Admittedly, the latter two are objectively fair excuses that in large measure can pardon not walking, but the others more than anything are questions of comfort and convenience. Take for instance the school run. Once again, an overwhelming majority of us live very proximate to the school our children attend, with a distance of no more than a few hundred meters, and to boot, typically on the way to work. In choosing this short stroll instead of driving we not only alleviates the congestion that develops at school drop-off and pick-up times, and the need to park once one gets to work, but doing so also serves to instil on our children the preference to walk.

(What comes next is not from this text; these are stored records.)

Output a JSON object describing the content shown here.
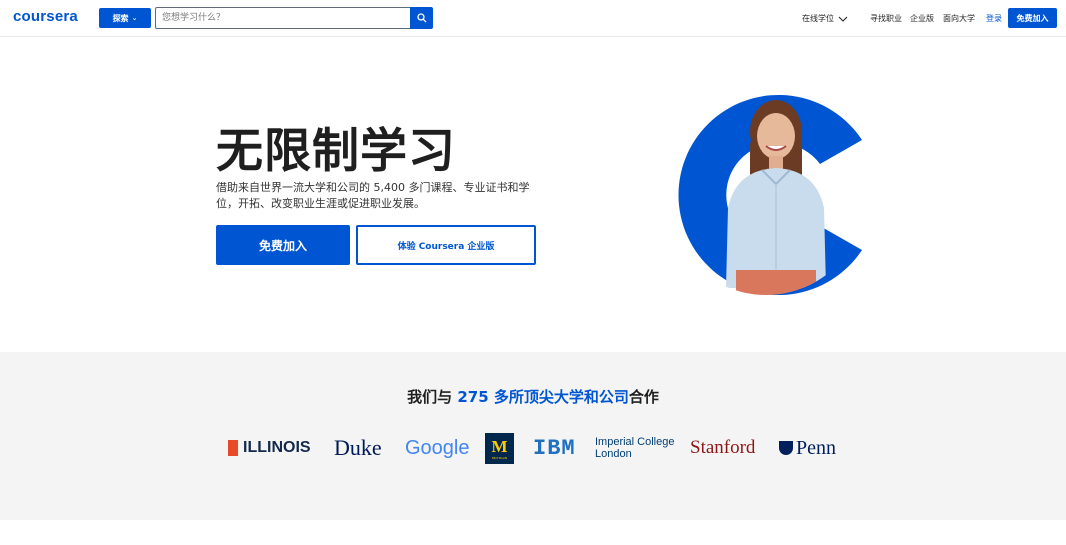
{
  "header": {
    "logo_text": "coursera",
    "explore_label": "探索",
    "search_placeholder": "您想学习什么？",
    "nav_degree": "在线学位",
    "nav_links": [
      "寻找职业",
      "企业版",
      "面向大学"
    ],
    "login_label": "登录",
    "join_label": "免费加入"
  },
  "hero": {
    "title": "无限制学习",
    "description": "借助来自世界一流大学和公司的 5,400 多门课程、专业证书和学位，开拓、改变职业生涯或促进职业发展。",
    "primary_button": "免费加入",
    "secondary_button": "体验 Coursera 企业版"
  },
  "partners": {
    "title_prefix": "我们与 ",
    "title_highlight": "275 多所顶尖大学和公司",
    "title_suffix": "合作",
    "logos": {
      "illinois": "ILLINOIS",
      "duke": "Duke",
      "google": "Google",
      "michigan": "M",
      "michigan_sub": "MICHIGAN",
      "ibm": "IBM",
      "imperial_line1": "Imperial College",
      "imperial_line2": "London",
      "stanford": "Stanford",
      "penn": "Penn"
    }
  },
  "colors": {
    "brand_blue": "#0056d2",
    "text": "#1f1f1f",
    "section_bg": "#f4f4f4"
  }
}
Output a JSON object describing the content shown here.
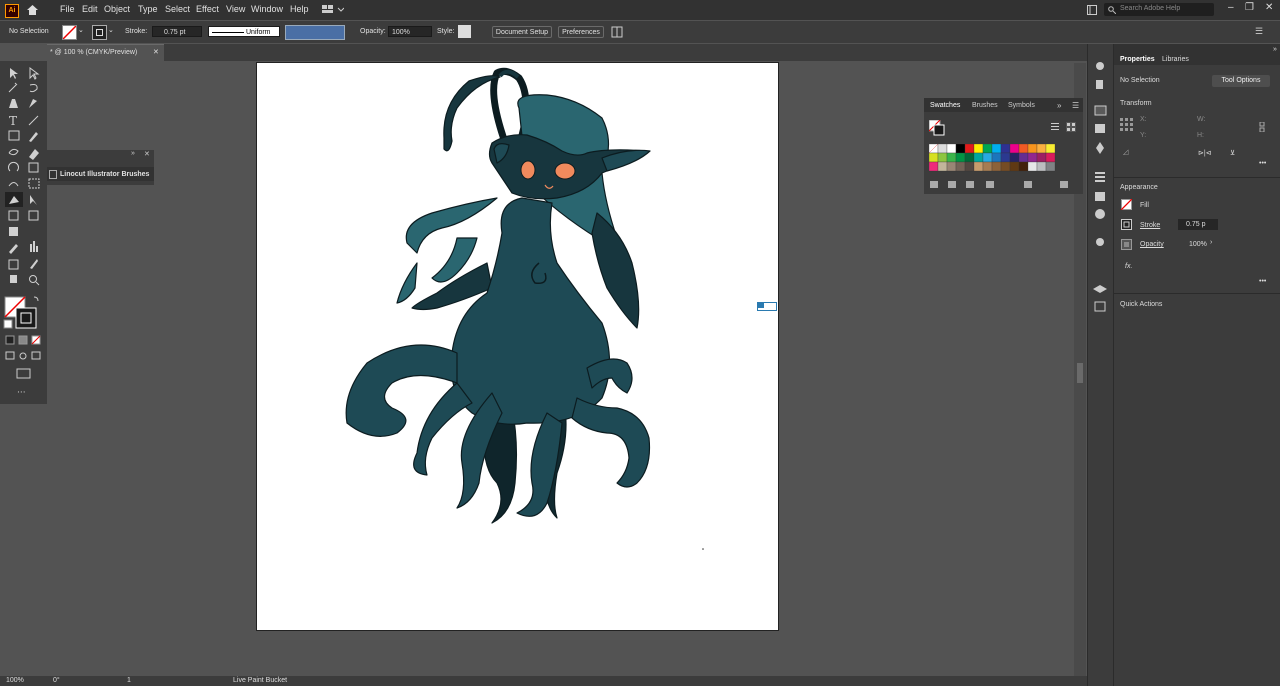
{
  "menu": {
    "items": [
      "File",
      "Edit",
      "Object",
      "Type",
      "Select",
      "Effect",
      "View",
      "Window",
      "Help"
    ],
    "search_placeholder": "Search Adobe Help"
  },
  "control": {
    "selection": "No Selection",
    "stroke_label": "Stroke:",
    "stroke_value": "0.75 pt",
    "profile": "Uniform",
    "opacity_label": "Opacity:",
    "opacity_value": "100%",
    "style_label": "Style:",
    "doc_setup": "Document Setup",
    "preferences": "Preferences"
  },
  "doc_tab": {
    "title": "* @ 100 % (CMYK/Preview)"
  },
  "brush_panel": {
    "title": "Linocut Illustrator Brushes"
  },
  "swatches": {
    "tabs": [
      "Swatches",
      "Brushes",
      "Symbols"
    ]
  },
  "properties": {
    "tabs": [
      "Properties",
      "Libraries"
    ],
    "selection": "No Selection",
    "tool_options": "Tool Options",
    "transform_title": "Transform",
    "x_label": "X:",
    "y_label": "Y:",
    "w_label": "W:",
    "h_label": "H:",
    "appearance_title": "Appearance",
    "fill_label": "Fill",
    "stroke_label": "Stroke",
    "stroke_value": "0.75 p",
    "opacity_label": "Opacity",
    "opacity_value": "100%",
    "fx_label": "fx.",
    "quick_actions": "Quick Actions"
  },
  "status": {
    "zoom": "100%",
    "rotation": "0°",
    "artboard": "1",
    "tool": "Live Paint Bucket"
  },
  "colors": {
    "teal_dark": "#17363e",
    "teal_mid": "#1e4a55",
    "teal_light": "#2a6670",
    "eye_orange": "#f08a5d"
  }
}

Moreover, even when the option to walk is complicated by geography, such as living in the upper town or Europa point, or indeed incapacity, the elderly and disabled, the default should not be getting the car or hoping on a motorcycle. As I emphasised in my January article “the locals don’t use it and tourists struggle to: buses ‘out of service’?”, we have the enviable choice to use free public transport. Although as also set out in that article, there are improvements to be made in order for this to become even more appealing, including more frequency and better accommodation for prams and wheelchair users.
In fact with relatively few changes Gibraltar has the potential to become a truly environmentally friendly city of the future, at least (initially) on the transport side of things. But the burden cannot be planted solely on Government, it falls equally on us as the community to opt for less car use, as has been the case in Copenhagen.
Over just a few decades Copenhagen has managed to see bicycles become the preferred mode of transport. That is, more people get around on bike than on anything else. Combine that with public transport users and you arrive at a capital city, of over two million inhabitants, with little road congestion and well on course to achieve its goal of carbon-neutrality by 2025. But this has only been achieved through the combination of government-citizen initiative. From the government end there has been a mixture of deterring car use with a tax of 150% (yes, really) on car purchases, a high tax on petrol, a high road tax, and high prices for paid parking – approx. £4 an hour in inner Copenhagen – and, encouraging use of bicycles with priority of cycling infrastructure ahead of roads, an enormous cycle lane network, cycle-only areas, and bicycle parking aplenty. Anecdotally, in winter cycle lanes are cleared of snow before roads. Of course, there is a well-functioning public transport system as an alternative for those unable to cycle, albeit at a steep price. On the citizen end, there is an inherent national pride in achieving environmental goals, as well as an overwhelming willingness to reap the health benefits of cycling.
Perhaps Gibraltar is still a long way from becoming a cycling utopia – although given that most of us live in flat reclaimed land it is very much possible. Nevertheless, unlike Copenhagen, as set out above, we benefit from short distances between pretty much everything, meaning that walking is a credible alternative. With a shift in mentality, and honest reflection on the question of whether we really need to use a car or motorbike, and brave government measures discouraging car use, we can aspire to a more sustainable Gibraltar. Who knows, perhaps the wrangle over the parking zones might prove the catalyst for this future.